NORFOLK (NNS) -- Sailors assigned to the aircraft carrier USS Harry S. Truman (CVN 75) returned to Norfolk Naval Station after completing five days of sea trials, making the final milestone after a six-month condensed incremental availability (CIA) period, May 27.
Sea trials, which take place following a maintenance availability period, allow Truman and representatives from Norfolk Naval Shipyard to assess the ship's state of readiness and ensure maintenance was properly completed.
Truman and its crew, at sea for the first time since November 2014, tested equipment which supports surface operations, flight deck evolutions, deck seamanship and damage control readiness through various drills and system checks - ensuring both ship and Sailors are ready for future at-sea operations.
"During this underway, the crew completed in-depth general quarters training that was about as close to real-life scenarios as we can simulate," said Chief Mass Communication Specialist D. B. Withrow, chief of Truman's repair locker 1-Bravo. "Completing our training evolutions in an actual at-sea environment allowed us to identify and address areas we may have missed back in the yards."
Truman also used this critical juncture at sea to test newly implemented systems and complete qualifications.
"Training for me is better out at sea," said Airman M. J. Gotoy. "I work with [aviation boatswain's mates (fuel)] so whenever we are in port they explain the [systems] to you but you really don't understand it until you see it operating."
Command Master Chief Antonio D. Perryman said the crew trains to win and he believes, based off the crew's previous successes, they will come through when it matters.
"I think we have the best of the best; the finest crew that's out there," said Perryman. "I say that because our Sailors are very resilient, they are happy and they are hard workers.
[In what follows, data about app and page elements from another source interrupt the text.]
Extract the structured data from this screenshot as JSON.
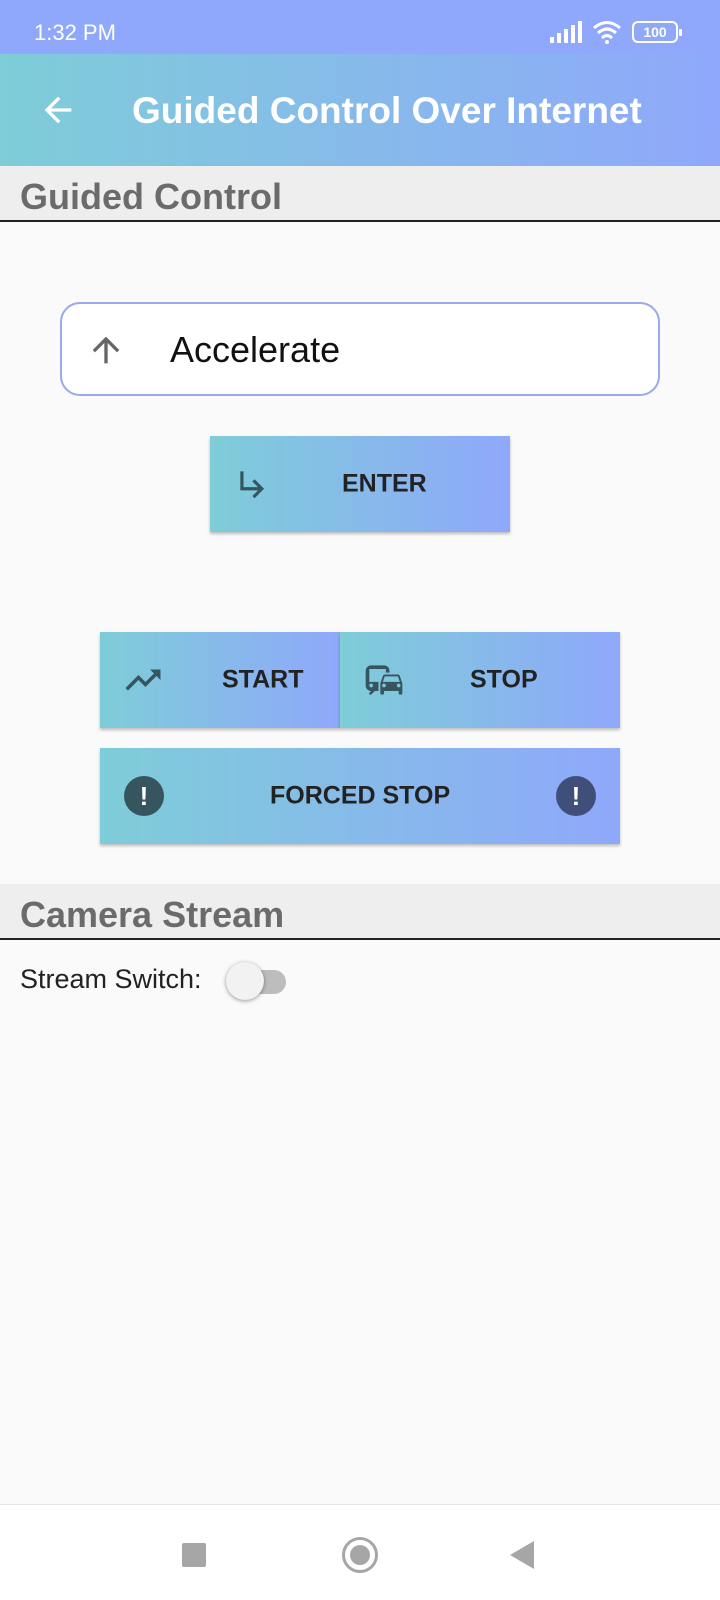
{
  "status_bar": {
    "time": "1:32 PM",
    "battery": "100"
  },
  "app_bar": {
    "title": "Guided Control Over Internet",
    "back_icon": "arrow-back-icon"
  },
  "guided_section": {
    "title": "Guided Control"
  },
  "command": {
    "value": "Accelerate",
    "icon": "arrow-up-icon"
  },
  "buttons": {
    "enter": {
      "label": "ENTER",
      "icon": "subdirectory-arrow-right-icon"
    },
    "start": {
      "label": "START",
      "icon": "trending-up-icon"
    },
    "stop": {
      "label": "STOP",
      "icon": "commute-icon"
    },
    "forced_stop": {
      "label": "FORCED STOP",
      "icon": "alert-circle-icon"
    }
  },
  "camera_section": {
    "title": "Camera Stream",
    "stream_label": "Stream Switch:",
    "stream_on": false
  },
  "colors": {
    "gradient_start": "#7ecdd8",
    "gradient_end": "#8fa8fb",
    "alert_left": "#37555e",
    "alert_right": "#3f4f7a"
  }
}
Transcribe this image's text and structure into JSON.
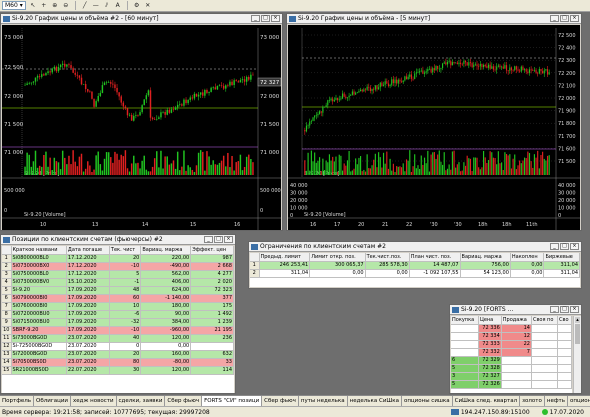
{
  "toolbar": {
    "interval": "M60"
  },
  "win1": {
    "title": "Si-9.20 График цены и объёма #2 - [60 минут]",
    "price_label": "Si-9.20 [Price]",
    "vol_label": "Si-9.20 [Volume]",
    "yticks": [
      "73 000",
      "72 500",
      "72 000",
      "71 500",
      "71 000"
    ],
    "current": "72 327",
    "vticks": [
      "500 000",
      "0"
    ],
    "vticks_right": [
      "500 000",
      "0"
    ],
    "xticks": [
      "10",
      "13",
      "14",
      "15",
      "16"
    ]
  },
  "win2": {
    "title": "Si-9.20 График цены и объёма - [5 минут]",
    "price_label": "Si-9.20 [Price]",
    "vol_label": "Si-9.20 [Volume]",
    "yticks": [
      "72 500",
      "72 400",
      "72 300",
      "72 200",
      "72 100",
      "72 000",
      "71 900",
      "71 800",
      "71 700",
      "71 600",
      "71 500"
    ],
    "vticks": [
      "40 000",
      "30 000",
      "20 000",
      "10 000",
      "0"
    ],
    "xticks": [
      "16",
      "17",
      "20",
      "21",
      "22",
      "'30",
      "'30",
      "18h",
      "18h",
      "11th"
    ]
  },
  "pos": {
    "title": "Позиции по клиентским счетам (фьючерсы) #2",
    "headers": [
      "Краткое названи",
      "Дата погаше",
      "Тек. чист",
      "Вариац. маржа",
      "Эффект. цен"
    ],
    "rows": [
      [
        "1",
        "Si0800000BL0",
        "17.12.2020",
        "20",
        "220,00",
        "987"
      ],
      [
        "2",
        "Si0730000BX0",
        "17.12.2020",
        "-10",
        "-490,00",
        "2 668"
      ],
      [
        "3",
        "Si0750000BL0",
        "17.12.2020",
        "5",
        "562,00",
        "4 277"
      ],
      [
        "4",
        "Si0730000BV0",
        "15.10.2020",
        "-1",
        "406,00",
        "2 020"
      ],
      [
        "5",
        "Si-9.20",
        "17.09.2020",
        "48",
        "624,00",
        "72 323"
      ],
      [
        "6",
        "Si0790000BI0",
        "17.09.2020",
        "60",
        "-1 140,00",
        "377"
      ],
      [
        "7",
        "Si0760000BI0",
        "17.09.2020",
        "10",
        "180,00",
        "175"
      ],
      [
        "8",
        "Si0720000BU0",
        "17.09.2020",
        "-6",
        "90,00",
        "1 492"
      ],
      [
        "9",
        "Si0715000BU0",
        "17.09.2020",
        "-32",
        "384,00",
        "1 239"
      ],
      [
        "10",
        "SBRF-9.20",
        "17.09.2020",
        "-10",
        "-960,00",
        "21 195"
      ],
      [
        "11",
        "Si73000BG0D",
        "23.07.2020",
        "40",
        "120,00",
        "236"
      ],
      [
        "12",
        "Si-725000BG0D",
        "23.07.2020",
        "0",
        "0,00",
        ""
      ],
      [
        "13",
        "Si72000BG0D",
        "23.07.2020",
        "20",
        "160,00",
        "632"
      ],
      [
        "14",
        "Si70500BS0D",
        "23.07.2020",
        "80",
        "-80,00",
        "33"
      ],
      [
        "15",
        "SR21000BS0D",
        "22.07.2020",
        "30",
        "120,00",
        "114"
      ]
    ]
  },
  "limits": {
    "title": "Ограничения по клиентским счетам #2",
    "headers": [
      "Предыд. лимит",
      "Лимит откр. поз.",
      "Тек.чист.поз.",
      "План чист. поз.",
      "Вариац. маржа",
      "Накоплен",
      "Биржевые"
    ],
    "rows": [
      [
        "1",
        "246 253,41",
        "300 065,37",
        "285 578,30",
        "14 487,07",
        "756,00",
        "0,00",
        "311,04"
      ],
      [
        "2",
        "311,04",
        "0,00",
        "0,00",
        "-1 092 107,55",
        "54 123,00",
        "0,00",
        "311,04"
      ]
    ]
  },
  "book": {
    "title": "Si-9.20 [FORTS ...",
    "headers": [
      "Покупка",
      "Цена",
      "Продажа",
      "Своя по",
      "Сво"
    ],
    "sell": [
      [
        "",
        "72 336",
        "14"
      ],
      [
        "",
        "72 334",
        "12"
      ],
      [
        "",
        "72 333",
        "22"
      ],
      [
        "",
        "72 332",
        "7"
      ]
    ],
    "buy": [
      [
        "6",
        "72 329",
        ""
      ],
      [
        "5",
        "72 328",
        ""
      ],
      [
        "3",
        "72 327",
        ""
      ],
      [
        "5",
        "72 326",
        ""
      ]
    ]
  },
  "tabs": [
    "Портфель",
    "Облигации",
    "хедж новости",
    "сделки, заявки",
    "Сбер фьюч",
    "FORTS \"СИ\" позици",
    "Сбер фьюч",
    "путы неделька",
    "неделька СиШка",
    "опционы сишка",
    "СиШка след. квартал",
    "золото",
    "нефть",
    "опционы ртс",
    "анализ"
  ],
  "status": {
    "left": "Время сервера: 19:21:58; записей: 10777695; текущая: 29997208",
    "ip": "194.247.150.89:15100",
    "date": "17.07.2020"
  },
  "colors": {
    "pos_green": "#b5e7a8",
    "pos_red": "#f4a6a6",
    "sell": "#f08a8a",
    "buy": "#7fcf6a"
  }
}
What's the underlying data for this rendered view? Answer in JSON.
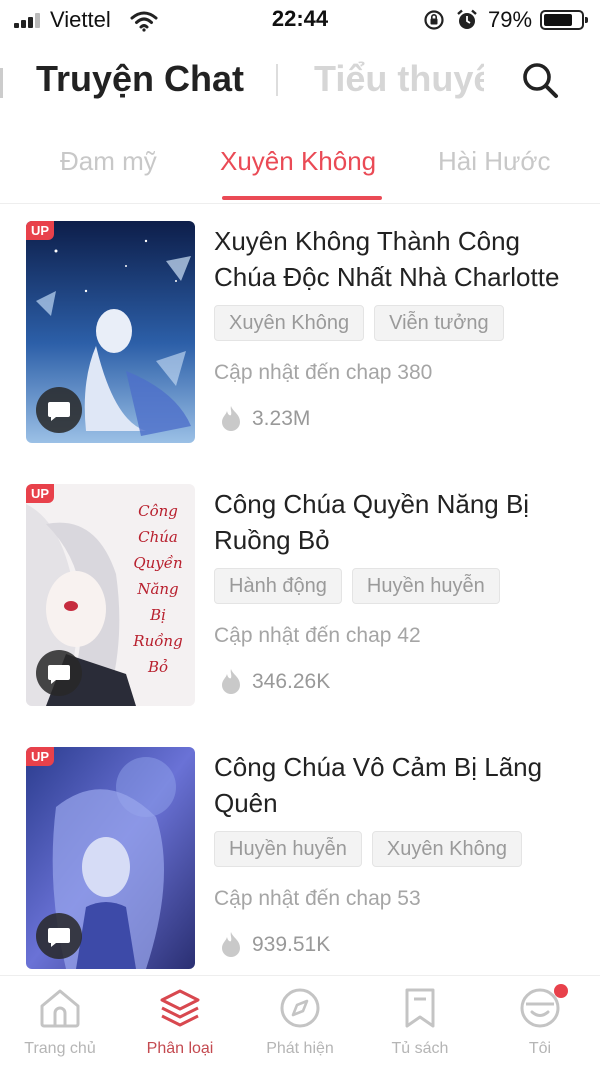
{
  "status_bar": {
    "carrier": "Viettel",
    "time": "22:44",
    "battery_percent": "79%",
    "battery_level": 0.79
  },
  "header": {
    "title": "Truyện Chat",
    "alt_tab": "Tiểu thuyết"
  },
  "category_tabs": [
    {
      "label": "Đam mỹ",
      "active": false
    },
    {
      "label": "Xuyên Không",
      "active": true
    },
    {
      "label": "Hài Hước",
      "active": false
    }
  ],
  "stories": [
    {
      "badge": "UP",
      "title": "Xuyên Không Thành Công Chúa Độc Nhất Nhà Charlotte",
      "tags": [
        "Xuyên Không",
        "Viễn tưởng"
      ],
      "chapter": "Cập nhật đến chap 380",
      "views": "3.23M"
    },
    {
      "badge": "UP",
      "title": "Công Chúa Quyền Năng Bị Ruồng Bỏ",
      "tags": [
        "Hành động",
        "Huyền huyễn"
      ],
      "chapter": "Cập nhật đến chap 42",
      "views": "346.26K",
      "cover_text": [
        "Công",
        "Chúa",
        "Quyền",
        "Năng",
        "Bị",
        "Ruồng",
        "Bỏ"
      ]
    },
    {
      "badge": "UP",
      "title": "Công Chúa Vô Cảm Bị Lãng Quên",
      "tags": [
        "Huyền huyễn",
        "Xuyên Không"
      ],
      "chapter": "Cập nhật đến chap 53",
      "views": "939.51K"
    }
  ],
  "bottom_nav": [
    {
      "label": "Trang chủ",
      "icon": "home-icon",
      "active": false
    },
    {
      "label": "Phân loại",
      "icon": "layers-icon",
      "active": true
    },
    {
      "label": "Phát hiện",
      "icon": "compass-icon",
      "active": false
    },
    {
      "label": "Tủ sách",
      "icon": "bookmark-icon",
      "active": false
    },
    {
      "label": "Tôi",
      "icon": "profile-icon",
      "active": false,
      "notification": true
    }
  ],
  "colors": {
    "accent": "#ea4a55",
    "badge": "#e8414b",
    "muted_text": "#a5a5a5"
  }
}
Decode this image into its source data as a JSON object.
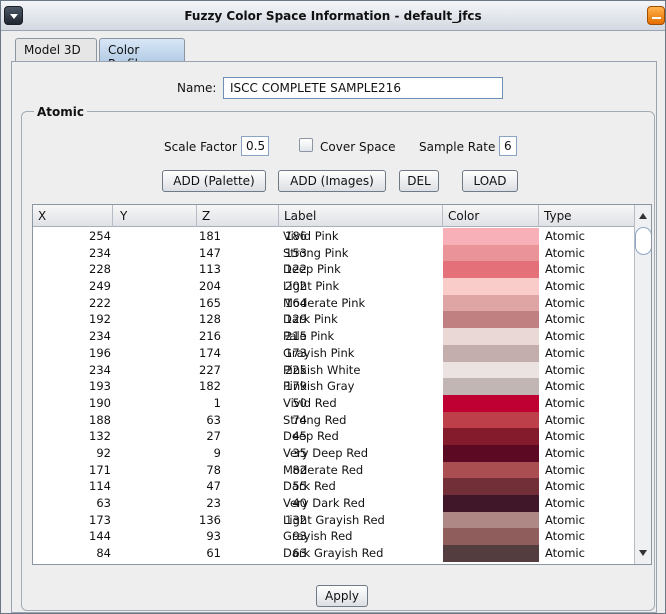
{
  "window": {
    "title": "Fuzzy Color Space Information - default_jfcs"
  },
  "tabs": [
    {
      "label": "Model 3D"
    },
    {
      "label": "Color Profile"
    }
  ],
  "name": {
    "label": "Name:",
    "value": "ISCC  COMPLETE  SAMPLE216"
  },
  "atomic": {
    "section_label": "Atomic",
    "scale_factor_label": "Scale Factor",
    "scale_factor_value": "0.5",
    "cover_space_label": "Cover Space",
    "sample_rate_label": "Sample Rate",
    "sample_rate_value": "6",
    "buttons": {
      "add_palette": "ADD (Palette)",
      "add_images": "ADD (Images)",
      "del": "DEL",
      "load": "LOAD"
    }
  },
  "table": {
    "columns": [
      "X",
      "Y",
      "Z",
      "Label",
      "Color",
      "Type"
    ],
    "rows": [
      {
        "x": "254",
        "y": "181",
        "z": "186",
        "label": "Vivid Pink",
        "color": "#f7b0b8",
        "type": "Atomic"
      },
      {
        "x": "234",
        "y": "147",
        "z": "153",
        "label": "Strong Pink",
        "color": "#ea9399",
        "type": "Atomic"
      },
      {
        "x": "228",
        "y": "113",
        "z": "122",
        "label": "Deep Pink",
        "color": "#e4717a",
        "type": "Atomic"
      },
      {
        "x": "249",
        "y": "204",
        "z": "202",
        "label": "Light Pink",
        "color": "#f9ccca",
        "type": "Atomic"
      },
      {
        "x": "222",
        "y": "165",
        "z": "164",
        "label": "Moderate Pink",
        "color": "#dea5a4",
        "type": "Atomic"
      },
      {
        "x": "192",
        "y": "128",
        "z": "129",
        "label": "Dark Pink",
        "color": "#c08081",
        "type": "Atomic"
      },
      {
        "x": "234",
        "y": "216",
        "z": "215",
        "label": "Pale Pink",
        "color": "#ead8d7",
        "type": "Atomic"
      },
      {
        "x": "196",
        "y": "174",
        "z": "173",
        "label": "Grayish Pink",
        "color": "#c4aead",
        "type": "Atomic"
      },
      {
        "x": "234",
        "y": "227",
        "z": "225",
        "label": "Pinkish White",
        "color": "#eae3e1",
        "type": "Atomic"
      },
      {
        "x": "193",
        "y": "182",
        "z": "179",
        "label": "Pinkish Gray",
        "color": "#c1b6b3",
        "type": "Atomic"
      },
      {
        "x": "190",
        "y": "1",
        "z": "50",
        "label": "Vivid Red",
        "color": "#be0132",
        "type": "Atomic"
      },
      {
        "x": "188",
        "y": "63",
        "z": "74",
        "label": "Strong Red",
        "color": "#bc3f4a",
        "type": "Atomic"
      },
      {
        "x": "132",
        "y": "27",
        "z": "45",
        "label": "Deep Red",
        "color": "#841b2d",
        "type": "Atomic"
      },
      {
        "x": "92",
        "y": "9",
        "z": "35",
        "label": "Very Deep Red",
        "color": "#5c0923",
        "type": "Atomic"
      },
      {
        "x": "171",
        "y": "78",
        "z": "82",
        "label": "Moderate Red",
        "color": "#ab4e52",
        "type": "Atomic"
      },
      {
        "x": "114",
        "y": "47",
        "z": "55",
        "label": "Dark Red",
        "color": "#722f37",
        "type": "Atomic"
      },
      {
        "x": "63",
        "y": "23",
        "z": "40",
        "label": "Very Dark Red",
        "color": "#3f1728",
        "type": "Atomic"
      },
      {
        "x": "173",
        "y": "136",
        "z": "132",
        "label": "Light Grayish Red",
        "color": "#ad8884",
        "type": "Atomic"
      },
      {
        "x": "144",
        "y": "93",
        "z": "93",
        "label": "Grayish Red",
        "color": "#905d5d",
        "type": "Atomic"
      },
      {
        "x": "84",
        "y": "61",
        "z": "63",
        "label": "Dark Grayish Red",
        "color": "#543d3f",
        "type": "Atomic"
      }
    ]
  },
  "apply_label": "Apply"
}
They are dedicated to the training. 'The buck stops with me' mentality is something that lies in the heart of every Truman Sailor. They've fought every day to make sure we are getting all we need. Everything we ask this crew to do, they've done and they've been flexible. They love what they do and they give their all, 100 percent of the time."
Perryman explained a condensed incremental availabilty period is not an easy time, but a necessary one. He said the crew worked hard to get the ship to its current level of readiness, however there is still a lot of work ahead.
"We came out on sea trials, we were successful and now we get to go home, button up a few things and get back underway," said Perryman. "We will continue to train; we will strive to be better. We have an ammo on load coming, and flight deck certs. We have a lot of moving parts so we have to continue to practice safety. We have to keep our operational risk management up and always continue to put things in front of the Sailors to keep them happy and keep them successful."
Truman will have a short break in homeport before heading back to sea for flight deck certification and Tailored Ship's Training Availability, more milestones in preparation for an upcoming deployment scheduled for later this year.